=== EXTRACTED DATA ===
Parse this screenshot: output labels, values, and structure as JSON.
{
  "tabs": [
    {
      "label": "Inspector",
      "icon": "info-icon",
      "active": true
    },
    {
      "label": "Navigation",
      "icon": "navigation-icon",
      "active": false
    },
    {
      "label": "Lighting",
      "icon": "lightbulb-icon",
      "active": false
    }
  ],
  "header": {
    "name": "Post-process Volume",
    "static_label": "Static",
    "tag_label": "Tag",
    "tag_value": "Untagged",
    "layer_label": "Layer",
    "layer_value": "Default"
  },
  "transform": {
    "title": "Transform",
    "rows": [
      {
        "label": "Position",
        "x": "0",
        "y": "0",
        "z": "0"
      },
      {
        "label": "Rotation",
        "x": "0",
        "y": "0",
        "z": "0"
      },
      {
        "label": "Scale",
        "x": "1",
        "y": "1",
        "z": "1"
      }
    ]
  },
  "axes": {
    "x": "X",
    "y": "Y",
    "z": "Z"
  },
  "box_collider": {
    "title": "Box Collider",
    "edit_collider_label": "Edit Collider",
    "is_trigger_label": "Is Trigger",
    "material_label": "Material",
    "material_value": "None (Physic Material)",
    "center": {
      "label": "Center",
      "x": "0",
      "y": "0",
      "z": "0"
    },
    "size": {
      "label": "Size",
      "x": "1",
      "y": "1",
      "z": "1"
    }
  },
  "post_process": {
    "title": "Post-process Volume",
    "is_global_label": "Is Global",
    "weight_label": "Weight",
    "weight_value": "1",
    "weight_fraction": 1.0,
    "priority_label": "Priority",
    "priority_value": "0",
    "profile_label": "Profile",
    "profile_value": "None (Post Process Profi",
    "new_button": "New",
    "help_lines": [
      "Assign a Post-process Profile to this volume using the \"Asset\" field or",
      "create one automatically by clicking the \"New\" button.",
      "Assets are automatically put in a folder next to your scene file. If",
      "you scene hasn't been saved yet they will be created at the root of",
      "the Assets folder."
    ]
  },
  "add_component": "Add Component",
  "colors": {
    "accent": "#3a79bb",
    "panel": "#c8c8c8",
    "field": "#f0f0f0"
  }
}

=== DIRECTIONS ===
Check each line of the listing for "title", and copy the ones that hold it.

=== WORKED SOLUTION ===
    "title": "Transform",
    "title": "Box Collider",
    "title": "Post-process Volume",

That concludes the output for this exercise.